The rapid evolutionary response to the K-T impact makes the Paleocene a fascinating period of time for paleoecologists to study.  Unfortunately, most paleocene fossils in southeastern North America are almost a mile underground and inaccessible.  However, there are 4 small localities where the face of the land has eroded into Paleocene outcroppings.  A couple are in Mississippi, 1 is in Alabama, and the 4th is located in Ft. Gaines, Georgia.  For the layman there’s not much to get excited about here–the fossils consist of foraminifera (single-celled protozoa with shells) and pollen.  But for the paleoecologist these microfossils are thrilling.

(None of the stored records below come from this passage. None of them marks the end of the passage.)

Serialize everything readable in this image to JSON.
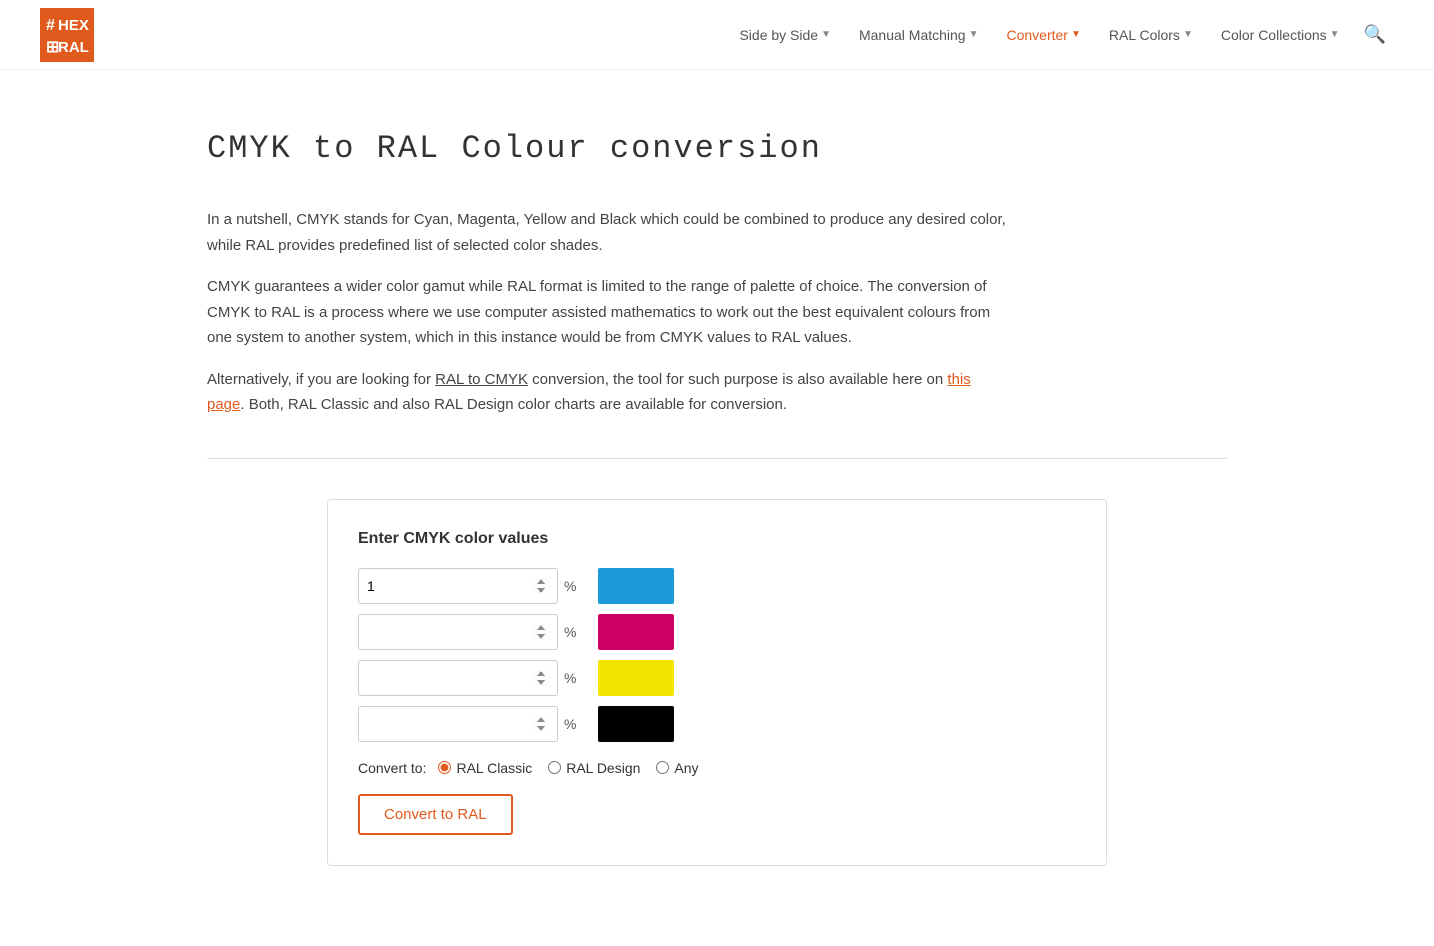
{
  "logo": {
    "alt": "HexToRAL Logo",
    "hash_color": "#e05a1e",
    "text": "HEX\nRAL"
  },
  "nav": {
    "items": [
      {
        "label": "Side by Side",
        "has_chevron": true,
        "active": false
      },
      {
        "label": "Manual Matching",
        "has_chevron": true,
        "active": false
      },
      {
        "label": "Converter",
        "has_chevron": true,
        "active": true
      },
      {
        "label": "RAL Colors",
        "has_chevron": true,
        "active": false
      },
      {
        "label": "Color Collections",
        "has_chevron": true,
        "active": false
      }
    ]
  },
  "page": {
    "title": "CMYK to RAL Colour conversion",
    "para1": "In a nutshell, CMYK stands for Cyan, Magenta, Yellow and Black which could be combined to produce any desired color, while RAL provides predefined list of selected color shades.",
    "para2": "CMYK guarantees a wider color gamut while RAL format is limited to the range of palette of choice. The conversion of CMYK to RAL is a process where we use computer assisted mathematics to work out the best equivalent colours from one system to another system, which in this instance would be from CMYK values to RAL values.",
    "para3_pre": "Alternatively, if you are looking for ",
    "para3_link1_label": "RAL to CMYK",
    "para3_mid": " conversion, the tool for such purpose is also available here on ",
    "para3_link2_label": "this page",
    "para3_post": ". Both, RAL Classic and also RAL Design color charts are available for conversion."
  },
  "converter": {
    "heading": "Enter CMYK color values",
    "fields": [
      {
        "id": "cyan",
        "placeholder": "1",
        "percent": "%",
        "swatch_color": "#1b9cd8"
      },
      {
        "id": "magenta",
        "placeholder": "",
        "percent": "%",
        "swatch_color": "#cc0066"
      },
      {
        "id": "yellow",
        "placeholder": "",
        "percent": "%",
        "swatch_color": "#f5e400"
      },
      {
        "id": "black",
        "placeholder": "",
        "percent": "%",
        "swatch_color": "#000000"
      }
    ],
    "convert_to_label": "Convert to:",
    "radio_options": [
      {
        "label": "RAL Classic",
        "value": "classic",
        "checked": true
      },
      {
        "label": "RAL Design",
        "value": "design",
        "checked": false
      },
      {
        "label": "Any",
        "value": "any",
        "checked": false
      }
    ],
    "button_label": "Convert to RAL"
  }
}
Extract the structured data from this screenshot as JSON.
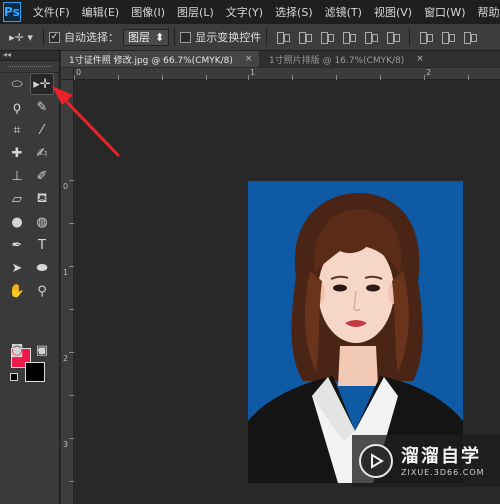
{
  "app": {
    "logo": "Ps",
    "menu": [
      "文件(F)",
      "编辑(E)",
      "图像(I)",
      "图层(L)",
      "文字(Y)",
      "选择(S)",
      "滤镜(T)",
      "视图(V)",
      "窗口(W)",
      "帮助(H)"
    ]
  },
  "options": {
    "tool_glyph": "▸✛ ▾",
    "auto_select_label": "自动选择：",
    "auto_select_checked": true,
    "auto_select_target": "图层",
    "show_transform_label": "显示变换控件",
    "show_transform_checked": false
  },
  "toolpanel": {
    "collapse_glyph": "◂◂",
    "tools": [
      {
        "name": "rect-marquee-tool-icon",
        "glyph": "⬭"
      },
      {
        "name": "move-tool-icon",
        "glyph": "▸✛"
      },
      {
        "name": "lasso-tool-icon",
        "glyph": "ϙ"
      },
      {
        "name": "quick-selection-tool-icon",
        "glyph": "✎"
      },
      {
        "name": "crop-tool-icon",
        "glyph": "⌗"
      },
      {
        "name": "eyedropper-tool-icon",
        "glyph": "⁄"
      },
      {
        "name": "healing-brush-tool-icon",
        "glyph": "✚"
      },
      {
        "name": "brush-tool-icon",
        "glyph": "✍"
      },
      {
        "name": "clone-stamp-tool-icon",
        "glyph": "⊥"
      },
      {
        "name": "history-brush-tool-icon",
        "glyph": "✐"
      },
      {
        "name": "eraser-tool-icon",
        "glyph": "▱"
      },
      {
        "name": "paint-bucket-tool-icon",
        "glyph": "⛾"
      },
      {
        "name": "blur-tool-icon",
        "glyph": "●"
      },
      {
        "name": "dodge-tool-icon",
        "glyph": "◍"
      },
      {
        "name": "pen-tool-icon",
        "glyph": "✒"
      },
      {
        "name": "type-tool-icon",
        "glyph": "T"
      },
      {
        "name": "path-selection-tool-icon",
        "glyph": "➤"
      },
      {
        "name": "ellipse-tool-icon",
        "glyph": "⬬"
      },
      {
        "name": "hand-tool-icon",
        "glyph": "✋"
      },
      {
        "name": "zoom-tool-icon",
        "glyph": "⚲"
      },
      {
        "name": "quick-mask-icon",
        "glyph": "◙"
      },
      {
        "name": "screen-mode-icon",
        "glyph": "▣"
      }
    ],
    "foreground_color": "#ee1a4a",
    "background_color": "#000000",
    "swap_glyph": "↰"
  },
  "tabs": [
    {
      "label": "1寸证件照 修改.jpg @ 66.7%(CMYK/8)",
      "close": "×",
      "active": true
    },
    {
      "label": "1寸照片排版 @ 16.7%(CMYK/8)",
      "close": "×",
      "active": false
    }
  ],
  "rulers": {
    "h_labels": [
      "0",
      "1",
      "2"
    ],
    "v_labels": [
      "0",
      "1",
      "2",
      "3"
    ]
  },
  "watermark": {
    "title": "溜溜自学",
    "url": "ZIXUE.3D66.COM"
  },
  "colors": {
    "photo_background": "#0e5aa5",
    "annotation_arrow": "#e8232a"
  }
}
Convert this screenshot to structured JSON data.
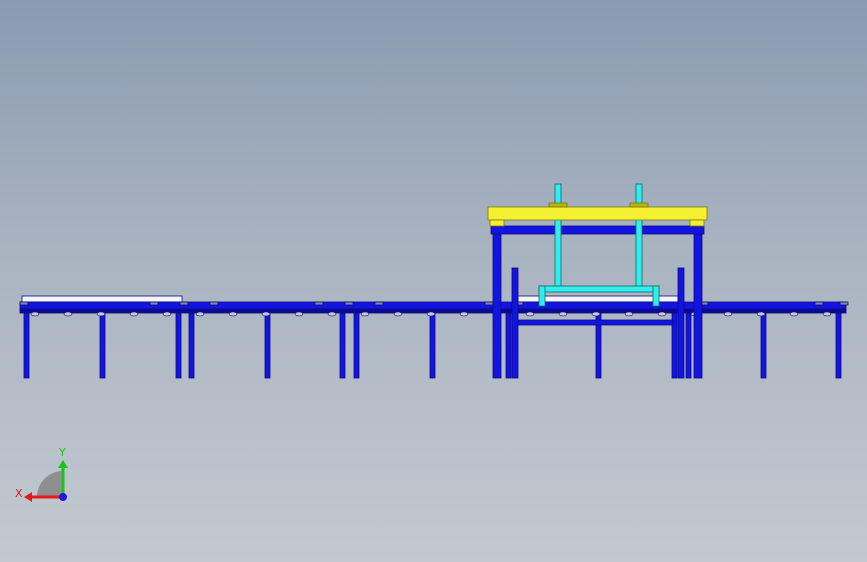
{
  "scene": {
    "view": "front",
    "colors": {
      "frame": "#1414e0",
      "frame_dark": "#0a0a90",
      "gantry_beam": "#f5f032",
      "lift_arm": "#33ecec",
      "tray": "#f4f4f4",
      "roller": "#c8c8d8"
    },
    "conveyor_sections": 4,
    "gantry": true
  },
  "triad": {
    "x_label": "X",
    "y_label": "Y",
    "x_color": "#e21a1a",
    "y_color": "#19c41e",
    "z_color": "#1a1ae0"
  }
}
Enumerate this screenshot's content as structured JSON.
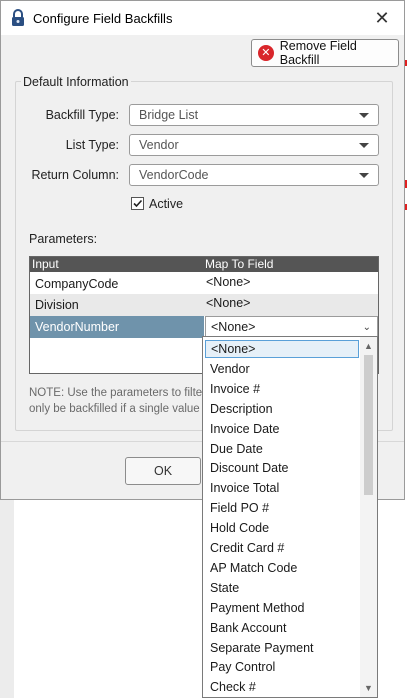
{
  "dialog": {
    "title": "Configure Field Backfills",
    "close_label": "✕",
    "remove_button_label": "Remove Field Backfill",
    "group_title": "Default Information",
    "fields": {
      "backfill_type_label": "Backfill Type:",
      "backfill_type_value": "Bridge List",
      "list_type_label": "List Type:",
      "list_type_value": "Vendor",
      "return_column_label": "Return Column:",
      "return_column_value": "VendorCode"
    },
    "active_label": "Active",
    "active_checked": true,
    "parameters_label": "Parameters:",
    "grid": {
      "columns": [
        "Input",
        "Map To Field"
      ],
      "rows": [
        {
          "input": "CompanyCode",
          "map": "<None>"
        },
        {
          "input": "Division",
          "map": "<None>"
        },
        {
          "input": "VendorNumber",
          "map": "<None>"
        }
      ]
    },
    "note": "NOTE: Use the parameters to filte\nonly be backfilled if a single value",
    "ok_label": "OK"
  },
  "dropdown": {
    "selected": "<None>",
    "options": [
      "<None>",
      "Vendor",
      "Invoice #",
      "Description",
      "Invoice Date",
      "Due Date",
      "Discount Date",
      "Invoice Total",
      "Field PO #",
      "Hold Code",
      "Credit Card #",
      "AP Match Code",
      "State",
      "Payment Method",
      "Bank Account",
      "Separate Payment",
      "Pay Control",
      "Check #"
    ]
  },
  "colors": {
    "accent_selected_row": "#6f93ab",
    "grid_header": "#555555",
    "remove_icon": "#d9262b"
  }
}
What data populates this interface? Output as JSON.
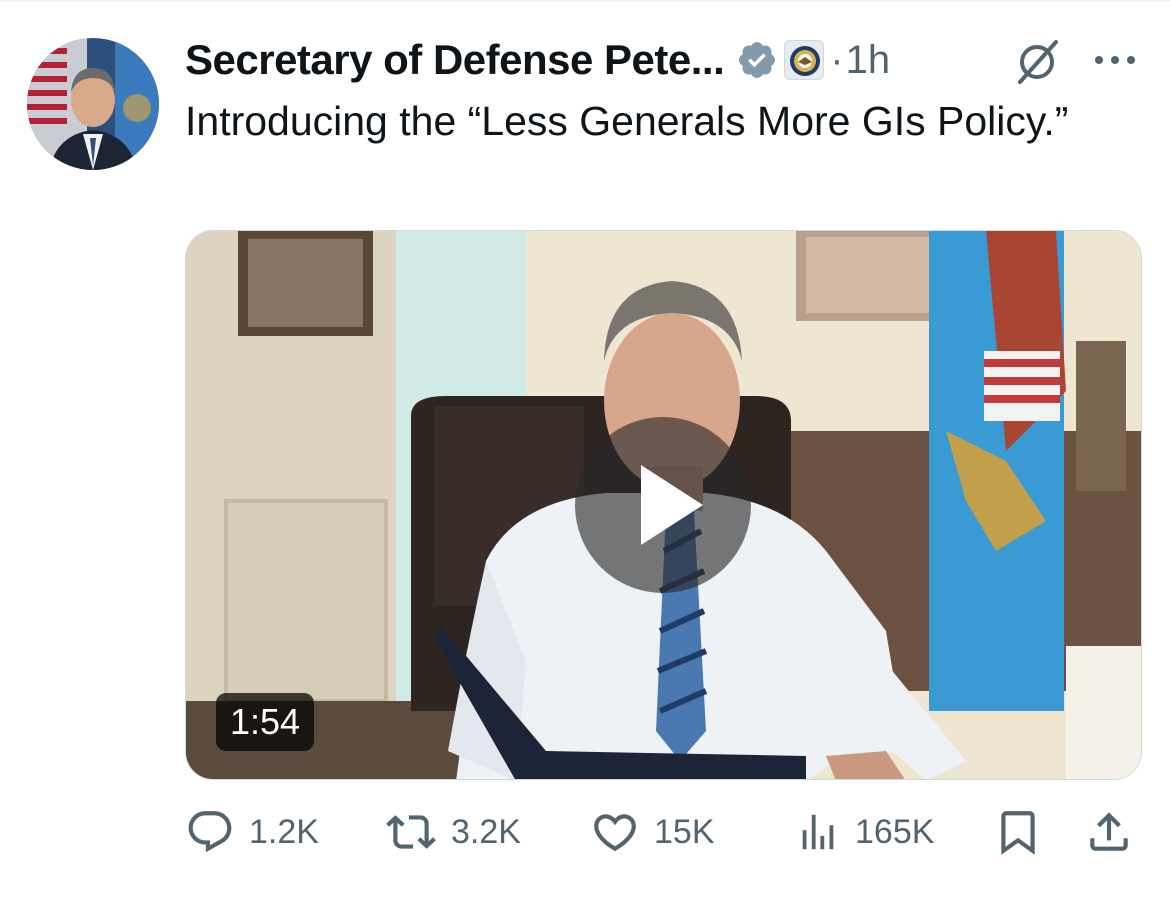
{
  "tweet": {
    "author_name": "Secretary of Defense Pete...",
    "timestamp": "1h",
    "separator": "·",
    "text": "Introducing the “Less Generals More GIs Policy.”"
  },
  "media": {
    "duration": "1:54"
  },
  "actions": {
    "replies": "1.2K",
    "reposts": "3.2K",
    "likes": "15K",
    "views": "165K"
  },
  "icons": {
    "verified": "verified-badge-icon",
    "affiliate": "dod-seal-icon",
    "grok": "grok-icon",
    "more": "more-dots-icon",
    "play": "play-icon",
    "reply": "reply-icon",
    "repost": "repost-icon",
    "like": "heart-icon",
    "views": "views-chart-icon",
    "bookmark": "bookmark-icon",
    "share": "share-icon"
  },
  "colors": {
    "text_primary": "#0f1419",
    "text_secondary": "#536471",
    "verified_badge": "#829aab",
    "border": "#cfd9de"
  }
}
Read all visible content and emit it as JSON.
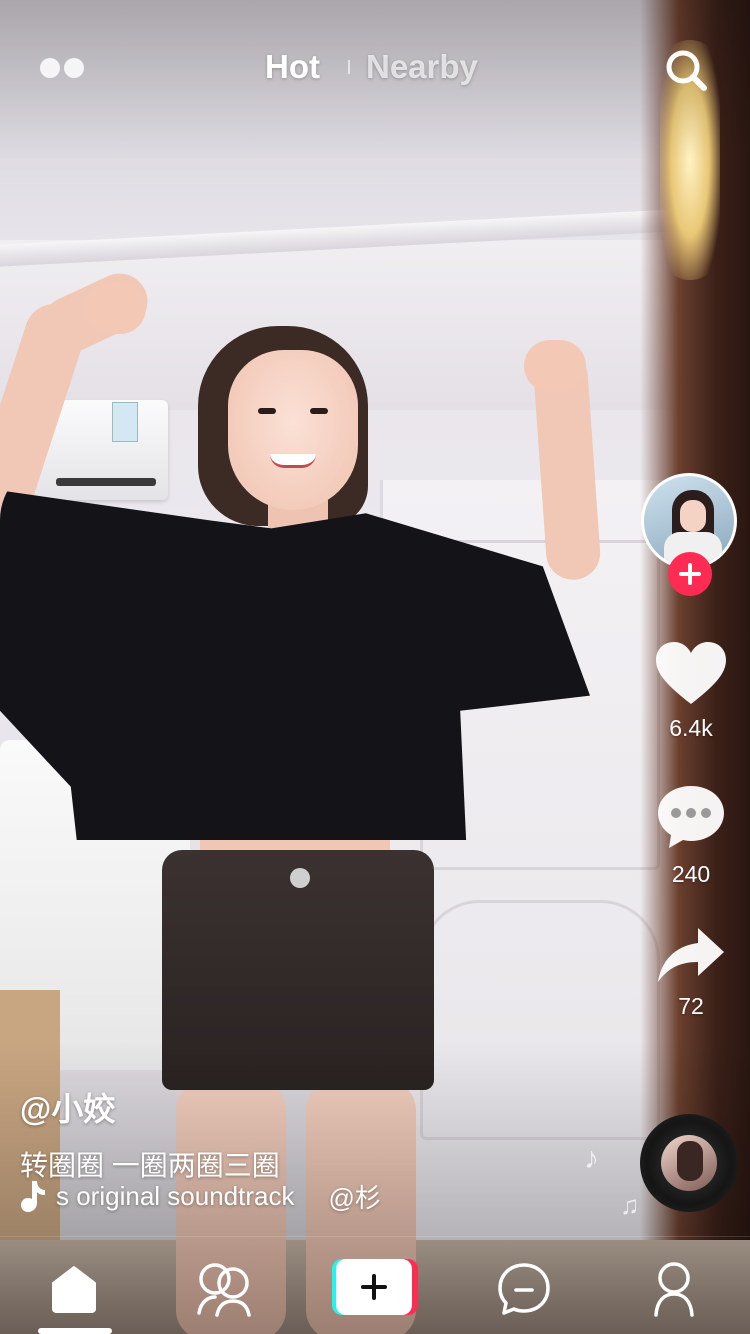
{
  "header": {
    "tabs": [
      {
        "label": "Hot",
        "active": true
      },
      {
        "label": "Nearby",
        "active": false
      }
    ],
    "live_icon": "live-dots-icon",
    "search_icon": "search-icon"
  },
  "creator": {
    "username": "@小姣",
    "follow_icon": "plus-icon"
  },
  "actions": {
    "likes": "6.4k",
    "comments": "240",
    "shares": "72"
  },
  "caption": {
    "description": "转圈圈 一圈两圈三圈"
  },
  "music": {
    "title": "s original soundtrack",
    "title_next": "@杉"
  },
  "bottom_nav": {
    "items": [
      {
        "icon": "home-icon",
        "active": true
      },
      {
        "icon": "friends-icon",
        "active": false
      },
      {
        "icon": "create-plus-icon",
        "active": false
      },
      {
        "icon": "message-icon",
        "active": false
      },
      {
        "icon": "profile-icon",
        "active": false
      }
    ]
  },
  "colors": {
    "accent_red": "#fe2c55",
    "accent_cyan": "#25f4ee",
    "text": "#ffffff"
  }
}
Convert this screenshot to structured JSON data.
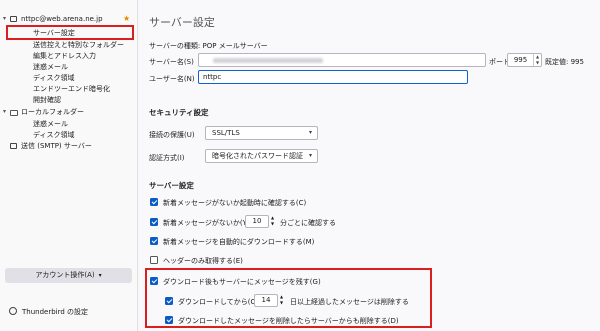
{
  "sidebar": {
    "account": "nttpc@web.arena.ne.jp",
    "items": [
      "サーバー設定",
      "送信控えと特別なフォルダー",
      "編集とアドレス入力",
      "迷惑メール",
      "ディスク領域",
      "エンドツーエンド暗号化",
      "開封確認"
    ],
    "local_folders": "ローカルフォルダー",
    "local_items": [
      "迷惑メール",
      "ディスク領域"
    ],
    "smtp": "送信 (SMTP) サーバー",
    "account_actions": "アカウント操作(A)",
    "tb_settings": "Thunderbird の設定"
  },
  "main": {
    "title": "サーバー設定",
    "server_type": "サーバーの種類: POP メールサーバー",
    "server_name_label": "サーバー名(S)",
    "port_label": "ポート(P)",
    "port_value": "995",
    "default_port": "既定値: 995",
    "username_label": "ユーザー名(N)",
    "username_value": "nttpc",
    "security_heading": "セキュリティ設定",
    "conn_security_label": "接続の保護(U)",
    "conn_security_value": "SSL/TLS",
    "auth_label": "認証方式(I)",
    "auth_value": "暗号化されたパスワード認証",
    "server_heading": "サーバー設定",
    "opt_check_startup": "新着メッセージがないか起動時に確認する(C)",
    "opt_check_every_pre": "新着メッセージがないか(Y)",
    "opt_check_every_value": "10",
    "opt_check_every_post": "分ごとに確認する",
    "opt_auto_download": "新着メッセージを自動的にダウンロードする(M)",
    "opt_headers_only": "ヘッダーのみ取得する(E)",
    "opt_leave_on_server": "ダウンロード後もサーバーにメッセージを残す(G)",
    "opt_delete_after_pre": "ダウンロードしてから(O)",
    "opt_delete_after_value": "14",
    "opt_delete_after_post": "日以上経過したメッセージは削除する",
    "opt_delete_sync": "ダウンロードしたメッセージを削除したらサーバーからも削除する(D)"
  }
}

Pollen and foraminifera reveal quite a lot about the environment of the Paleocene.  The Paleocene flora consisted of a strange mix of temperate and tropical species, though the former were probably adapted to much warmer temperatures than those of today.  Plants from the walnut, birch, and elm families grew side-by-side with those from the mango-cashew, balsa, sweetsop, palm, frankinscense, and tea families.  The Paleocene lasted for 10 million years, and the pollen record shows that plant diversity steadily increased by 15% until the PETM.  The PETM is an acronym for the Paleocene-Eocene Thermal Maximum.  For some undetermined reason average global temperatures suddenly increased by 10-20 degrees Fahrenheit, and CO2 levels in the atmosphere spiked too.  This either directly or indirectly caused the extinction of 38% of plant species and is known as the terminal Paleocene extinction event.  Scientists think there are several possible ecological causes for the floral extinctions:  The climate became drier to the detriment of water-loving species of plants, the increase in CO2 levels in the atmosphere may have favored some species of plants over others, and new species of animals evolved that the plants had no defenses against.  Scientists don’t think the climate changed faster than the plants could adjust their geographical range to, but this may have been a an indirect contributing factor.

Only 1 Paleocene vertebrate fossil has ever been discovered in southeastern North America.  In 1932 at Caddo Parrish, Louisiana while drilling a core for an oil well, workers accidentally hooked the skull of Ansinochus fortunatus–a kind of archaic ungulate.  Half of the southeast was under ocean water during the Paleocene, but uplands hosted an interesting cavalcade of primitive mammals, if we assume they were similar to those found at Paleocene fossil sites in other parts of the world.  Marsupials, monotremes, and multituberculates were common.  Multituberculates were a family of rodent-like mammals that lived in the tree tops of the Cretaceous but became extinct during the early Eocene.  Though they resembled rodents, they were not placental mammals and therefore not at all closely related to any extant family of mammals.  Insectivores were the evolutionary base for many placental mammals including the nyctertheridae (pre-bat) and tree shrews (pre-primate).  Condylarths were archaic hooved animals.  Extinct creodonts were the dominant meat-eaters along with primitive carnivores and carnivorous ungulates.  Pantedonts, uinitheres, and xenoungulates were the first large herbivores to evolve following the extinction of the dinosaurs.  The below link is an excellent source of information on Paleocene vertebrate life.


Harrington, Guy; and Carlos Jaramill

“Paratropical Floral Extinction in the Late Paleocene-Early Eocene”

Journal of the Geological Society V. 164 2007 pp. 323-332